In April 2002, a rotational light-curve for this asteroid was obtained from photometric observation by astronomer John Gross at the U.S. Sonoran Skies Observatory (G94) in Benson, Arizona. It gave a rotation period of 17.100±0.005 hours with a brightness variation of 0.15 in magnitude (U=2).[7]

According to the surveys carried out by the Infrared Astronomical Satellite IRAS, the Japanese Akari satellite, and the NEOWISE mission of NASA's Wide-field Infrared Survey Explorer, the asteroid measures between 98.3 and 107.8 kilometers in diameter, and its surface has a very low albedo between 0.026 and 0.033.[4][5][6] The Collaborative Asteroid Lightcurve Link adopts the results obtained by IRAS, i.e. a diameter of 101.5 kilometers and an albedo of 0.0298.[8]

The minor planet is named after the spa town of Abastumani located in the Caucasus Mountains of Georgia. It is now the place where the Abastuman Astronomical Observatory (code 119) is situated (M.P.C. 838).[2]

References[edit]

  1. ^ a b c d e f "JPL Small-Body Database Browser: 1390 Abastumani (1935 TA)" (2016-08-15 last obs.). Jet Propulsion Laboratory. Retrieved 1 December 2016. 
  2. ^ a b c Schmadel, Lutz D. (2007). Dictionary of Minor Planet Names – (1390) Abastumani. Springer Berlin Heidelberg. p. 112. ISBN 978-3-540-00238-3. Retrieved 3 August 2016. 
  3. ^ a b Masiero, Joseph R.; Grav, T.; Mainzer, A. K.; Nugent, C. R.; Bauer, J. M.; Stevenson, R.; et al. (August 2014). "Main-belt Asteroids with WISE/NEOWISE: Near-infrared Albedos". The Astrophysical Journal. 791 (2): 11. arXiv:1406.6645Freely accessible. Bibcode:2014ApJ...791..121M. doi:10.1088/0004-637X/791/2/121. Retrieved 1 December 2016. 
  4. ^ a b c d Usui, Fumihiko; Kuroda, Daisuke; Müller, Thomas G.; Hasegawa, Sunao; Ishiguro, Masateru; Ootsubo, Takafumi; et al. (October 2011). "Asteroid Catalog Using Akari: AKARI/IRC Mid-Infrared Asteroid Survey". Publications of the Astronomical Society of Japan. 63 (5): 1117–1138. Bibcode:2011PASJ...63.1117U. doi:10.1093/pasj/63.5.1117. Retrieved 3 August 2016. 
  5. ^ a b c d Tedesco, E. F.; Noah, P. V.; Noah, M.; Price, S. D. (October 2004). "IRAS Minor Planet Survey V6.0". NASA Planetary Data System.

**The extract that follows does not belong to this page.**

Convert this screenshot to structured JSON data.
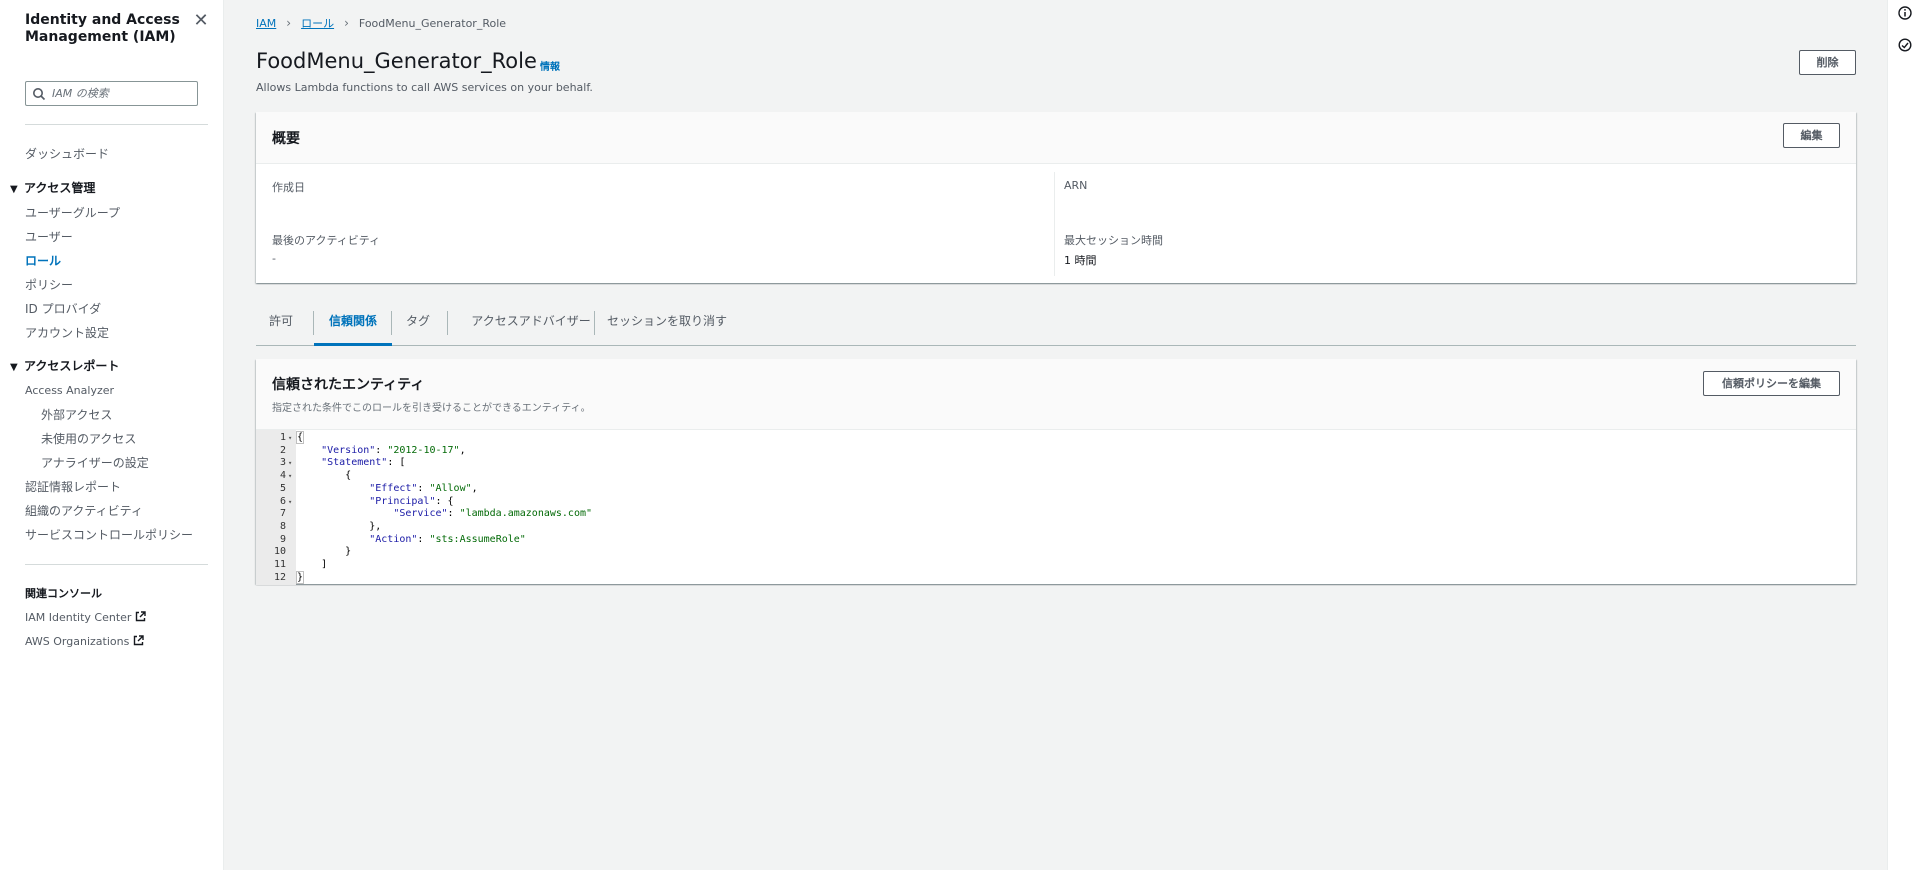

Bibcode:2004PDSS...12.....T. Retrieved 3 August 2016. 
  6. ^ a b c d Mainzer, A.; Grav, T.; Masiero, J.; Hand, E.; Bauer, J.; Tholen, D.; et al. (November 2011). "NEOWISE Studies of Spectrophotometrically Classified Asteroids: Preliminary Results". The Astrophysical Journal. 741 (2): 25. arXiv:1109.6407Freely accessible. Bibcode:2011ApJ...741...90M. doi:10.1088/0004-637X/741/2/90. Retrieved 3 August 2016. 
  7. ^ a b Gross, John (September 2003). "Sonoran Skies Observatory lightcurve results for asteroids 1054, 1390, 1813 1838, 2988, 3167, 4448, and 5262". The Minor Planet Bulletin. 30 (3): 44–46. Bibcode:2003MPBu...30...44G. ISSN 1052-8091. Retrieved 3 January 2016. 
  8. ^ a b c "LCDB Data for (1390) Abastumani". Asteroid Lightcurve Database (LCDB). Retrieved 3 August 2016. 
  9. ^ Veres, Peter; Jedicke, Robert; Fitzsimmons, Alan; Denneau, Larry; Granvik, Mikael; Bolin, Bryce; et al. (November 2015). "Absolute magnitudes and slope parameters for 250,000 asteroids observed by Pan-STARRS PS1 - Preliminary results". Icarus. 261: 34–47. arXiv:1506.00762Freely accessible. Bibcode:2015Icar..261...34V. doi:10.1016/j.icarus.2015.08.007. Retrieved 3 August 2016. 
  10. ^ a b "1390 Abastumani (1935 TA)". Minor Planet Center. Retrieved 3 August 2016. 
  11. ^ "JPL Small-Body Database Search Engine: spec. type = P (Tholen)". JPL Solar System Dynamics. Retrieved 3 January 2016. 

External links[edit]